Problem description — Which lines in the records below contain the word "value"? Return each of them.

Exercise inputs —
BEGIN

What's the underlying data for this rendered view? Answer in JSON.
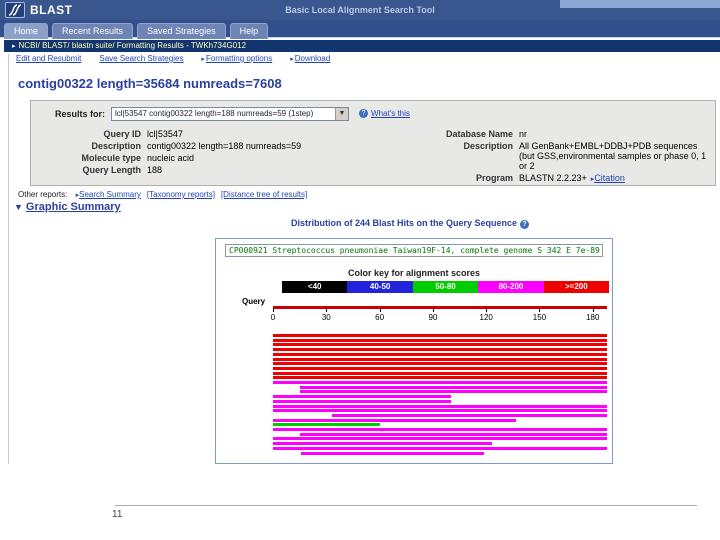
{
  "header": {
    "brand": "BLAST",
    "subtitle": "Basic Local Alignment Search Tool",
    "tabs": [
      "Home",
      "Recent Results",
      "Saved Strategies",
      "Help"
    ]
  },
  "breadcrumb": {
    "text": "NCBI/ BLAST/ blastn suite/ Formatting Results - TWKh734G012"
  },
  "toolbar": {
    "links": [
      {
        "label": "Edit and Resubmit",
        "arrow": false
      },
      {
        "label": "Save Search Strategies",
        "arrow": false
      },
      {
        "label": "Formatting options",
        "arrow": true
      },
      {
        "label": "Download",
        "arrow": true
      }
    ]
  },
  "page_title": "contig00322 length=35684 numreads=7608",
  "results_panel": {
    "results_for_label": "Results for:",
    "selected_query": "lcl|53547 contig00322 length=188 numreads=59 (1step)",
    "whats_this": "What's this",
    "left_fields": [
      {
        "label": "Query ID",
        "value": "lcl|53547"
      },
      {
        "label": "Description",
        "value": "contig00322 length=188 numreads=59"
      },
      {
        "label": "Molecule type",
        "value": "nucleic acid"
      },
      {
        "label": "Query Length",
        "value": "188"
      }
    ],
    "right_fields": [
      {
        "label": "Database Name",
        "value": "nr"
      },
      {
        "label": "Description",
        "value": "All GenBank+EMBL+DDBJ+PDB sequences (but GSS,environmental samples or phase 0, 1 or 2"
      },
      {
        "label": "Program",
        "value": "BLASTN 2.2.23+",
        "link": "Citation"
      }
    ]
  },
  "other_reports": {
    "label": "Other reports:",
    "links": [
      {
        "label": "Search Summary",
        "arrow": true
      },
      {
        "label": "[Taxonomy reports]",
        "arrow": false
      },
      {
        "label": "[Distance tree of results]",
        "arrow": false
      }
    ]
  },
  "graphic_summary": {
    "section_title": "Graphic Summary",
    "distribution_title": "Distribution of 244 Blast Hits on the Query Sequence",
    "selected_hit": "CP000921 Streptococcus pneumoniae Taiwan19F-14, complete genome S 342 E 7e-89",
    "color_key_title": "Color key for alignment scores",
    "color_key": [
      {
        "label": "<40",
        "color": "#000000",
        "text_color": "#ffffff"
      },
      {
        "label": "40-50",
        "color": "#2323dd",
        "text_color": "#ffffff"
      },
      {
        "label": "50-80",
        "color": "#00cc00",
        "text_color": "#ffffff"
      },
      {
        "label": "80-200",
        "color": "#ff00ff",
        "text_color": "#ffffff"
      },
      {
        "label": ">=200",
        "color": "#ee0000",
        "text_color": "#ffffff"
      }
    ],
    "query_axis_label": "Query"
  },
  "chart_data": {
    "type": "bar",
    "title": "Distribution of 244 Blast Hits on the Query Sequence",
    "xlabel": "Query",
    "x_ticks": [
      0,
      30,
      60,
      90,
      120,
      150,
      180
    ],
    "x_range": [
      0,
      188
    ],
    "legend_title": "Color key for alignment scores",
    "score_bands": {
      "<40": "#000000",
      "40-50": "#2323dd",
      "50-80": "#00cc00",
      "80-200": "#ff00ff",
      ">=200": "#ee0000"
    },
    "hits": [
      {
        "start": 0,
        "end": 188,
        "band": ">=200"
      },
      {
        "start": 0,
        "end": 188,
        "band": ">=200"
      },
      {
        "start": 0,
        "end": 188,
        "band": ">=200"
      },
      {
        "start": 0,
        "end": 188,
        "band": ">=200"
      },
      {
        "start": 0,
        "end": 188,
        "band": ">=200"
      },
      {
        "start": 0,
        "end": 188,
        "band": ">=200"
      },
      {
        "start": 0,
        "end": 188,
        "band": ">=200"
      },
      {
        "start": 0,
        "end": 188,
        "band": ">=200"
      },
      {
        "start": 0,
        "end": 188,
        "band": ">=200"
      },
      {
        "start": 0,
        "end": 188,
        "band": ">=200"
      },
      {
        "start": 0,
        "end": 188,
        "band": "80-200"
      },
      {
        "start": 15,
        "end": 188,
        "band": "80-200"
      },
      {
        "start": 15,
        "end": 188,
        "band": "80-200"
      },
      {
        "start": 0,
        "end": 100,
        "band": "80-200"
      },
      {
        "start": 0,
        "end": 100,
        "band": "80-200"
      },
      {
        "start": 0,
        "end": 188,
        "band": "80-200"
      },
      {
        "start": 0,
        "end": 188,
        "band": "80-200"
      },
      {
        "start": 33,
        "end": 188,
        "band": "80-200"
      },
      {
        "start": 0,
        "end": 137,
        "band": "80-200"
      },
      {
        "start": 0,
        "end": 60,
        "band": "50-80"
      },
      {
        "start": 0,
        "end": 188,
        "band": "80-200"
      },
      {
        "start": 15,
        "end": 188,
        "band": "80-200"
      },
      {
        "start": 0,
        "end": 188,
        "band": "80-200"
      },
      {
        "start": 0,
        "end": 123,
        "band": "80-200"
      },
      {
        "start": 0,
        "end": 188,
        "band": "80-200"
      },
      {
        "start": 16,
        "end": 119,
        "band": "80-200"
      }
    ]
  },
  "slide": {
    "page_number": "11"
  }
}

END

Task response —
        "value": "lcl|53547"
        "value": "contig00322 length=188 numreads=59"
        "value": "nucleic acid"
        "value": "188"
        "value": "nr"
        "value": "All GenBank+EMBL+DDBJ+PDB sequences (but GSS,environmental samples or phase 0, 1 or 2"
        "value": "BLASTN 2.2.23+",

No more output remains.